The NH House initially signaled support for a background checks bill that would expand criminal background checks to all commercial gun sales—including online sales. Ultimately, however, the House did not pass the bill and also tabled a study commission on firearms violence, safety, and background checks. A full recount can be found here.

Granite State Progress is still closely watching SB 244, which passed the Senate late last week. SB 244’s original goal was to report the names of those who are prohibited purchasers of firearms due to mental health to be reported to the NICS background check system, and to establish a relief from disabilities (RFD) program to restore gun rights for people whose mental health treatment has ended—the appropriate formula. Granite State Progress supported these original goals, but the gun lobby amended version of SB 244 removed the portion reporting records to the background checks system and replaced the RFD program with a dangerous and untested “annulment” process that doesn’t take into account mental health history before gun rights are restored. As such, SB 244 gravely jeopardizes public safety. We will keep you posted on next steps for this bill – letters to the editor are most helpful at this point, and we can provide more information for your use, contact Zandra at (603) 225-2471 or

Good Government: Transparency & Accountability
Corporate special interests have been influencing our elections for years, but the corporate corruption of our legislative process is just as dangerous – and it’s growing. Granite State Progress teamed up with a bi-partisan group of legislators to introduce two bills that will increase disclosure and transparency for special interests who are working behind closed doors to do the most fundamental act of lobbying: writing our state laws.

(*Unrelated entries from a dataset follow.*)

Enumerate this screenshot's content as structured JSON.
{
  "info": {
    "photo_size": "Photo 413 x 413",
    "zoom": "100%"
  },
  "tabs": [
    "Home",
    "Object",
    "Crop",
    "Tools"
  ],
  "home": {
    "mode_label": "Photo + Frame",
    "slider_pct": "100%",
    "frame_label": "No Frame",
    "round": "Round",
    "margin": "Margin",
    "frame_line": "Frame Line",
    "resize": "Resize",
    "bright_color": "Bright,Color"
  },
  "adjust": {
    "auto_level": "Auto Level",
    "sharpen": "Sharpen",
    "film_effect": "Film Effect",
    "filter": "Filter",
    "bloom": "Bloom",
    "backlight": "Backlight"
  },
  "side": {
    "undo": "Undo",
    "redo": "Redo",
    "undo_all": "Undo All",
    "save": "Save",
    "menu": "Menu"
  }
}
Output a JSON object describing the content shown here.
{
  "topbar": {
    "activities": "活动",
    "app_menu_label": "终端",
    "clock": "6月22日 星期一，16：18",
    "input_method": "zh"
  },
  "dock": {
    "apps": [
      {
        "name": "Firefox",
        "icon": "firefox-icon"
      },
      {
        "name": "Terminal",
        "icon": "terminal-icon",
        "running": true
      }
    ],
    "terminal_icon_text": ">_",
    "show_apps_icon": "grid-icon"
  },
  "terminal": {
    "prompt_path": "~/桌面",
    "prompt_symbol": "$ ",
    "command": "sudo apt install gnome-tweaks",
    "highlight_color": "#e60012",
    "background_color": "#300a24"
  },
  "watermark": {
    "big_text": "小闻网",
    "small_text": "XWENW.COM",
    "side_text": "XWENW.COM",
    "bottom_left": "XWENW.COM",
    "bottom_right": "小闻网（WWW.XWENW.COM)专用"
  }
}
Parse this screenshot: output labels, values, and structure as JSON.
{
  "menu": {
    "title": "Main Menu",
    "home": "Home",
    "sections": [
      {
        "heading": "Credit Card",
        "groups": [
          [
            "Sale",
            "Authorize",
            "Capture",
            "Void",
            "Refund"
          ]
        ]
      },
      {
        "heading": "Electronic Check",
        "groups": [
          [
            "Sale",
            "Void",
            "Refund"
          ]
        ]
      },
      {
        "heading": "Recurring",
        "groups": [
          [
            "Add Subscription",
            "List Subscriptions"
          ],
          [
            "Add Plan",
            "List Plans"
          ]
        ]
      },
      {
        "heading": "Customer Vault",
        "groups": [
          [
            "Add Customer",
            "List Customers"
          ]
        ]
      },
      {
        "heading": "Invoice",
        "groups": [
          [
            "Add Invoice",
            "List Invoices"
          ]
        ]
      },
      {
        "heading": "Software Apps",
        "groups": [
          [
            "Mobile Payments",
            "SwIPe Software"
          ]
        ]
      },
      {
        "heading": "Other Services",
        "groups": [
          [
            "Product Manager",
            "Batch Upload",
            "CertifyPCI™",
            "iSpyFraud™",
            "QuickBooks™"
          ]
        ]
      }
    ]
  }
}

HB 1440, which stands up to special interests by making them follow the same lobbying rules as everyone else, was recommended for interim study. We will continue to work towards a strong final report at the end of the year. HB 1207, which requires the source of model bills to be disclosed, was voted inexpedient to legislate -- the committee recommendation supported the concept but stated that it should be in House Rules instead of in statute. We disagreed heavily: bills originating in the Senate will not have the same disclosure, and House Rules change with administrations. However, we will work to submit language during the next adoption of House rules to stop corporate special interests from writing our state laws behind closed doors, and consider options for reintroducing this legislation next year.

Everyday: Exposing the Radical Right Agenda
Granite State Progress will continue to lead the charge of shining a light on the extreme agenda of the fringe right, which includes everything from rolling back the FDA’s oversight to claims of Benghazi cover-ups and the fear of United Nations take-overs. In addition, allies can count on us to help thwart the attacks on women’s rights, voting access, and middle class families, and to promote equal protections under the law and other common-sense public policies that represent true Granite State values.

In the first three months of the year, Granite State Progress hosted a press conference to announce another out-of-state candidate for U.S. Senate, shined a bright light on Koch-funded Americans for Prosperity supplying NH college students with free alcohol to try to lure them away from signing up for health care coverage, ran an active online ad campaign to engage Granite Staters in the push to expand health care coverage to 50,000 lower income Granite Staters, and debunked conservative claims about the Affordable Care Act.

It’s been a busy couple of months, and we are so thankful to each of you for the work you’ve done to advance progressive solutions to critical community problems, from writing letters and attending rallies, to speaking in front of the legislature and at press conferences. There’s still work to be done before the legislative session wraps up in June, and we look forward to continuing to build on this momentum.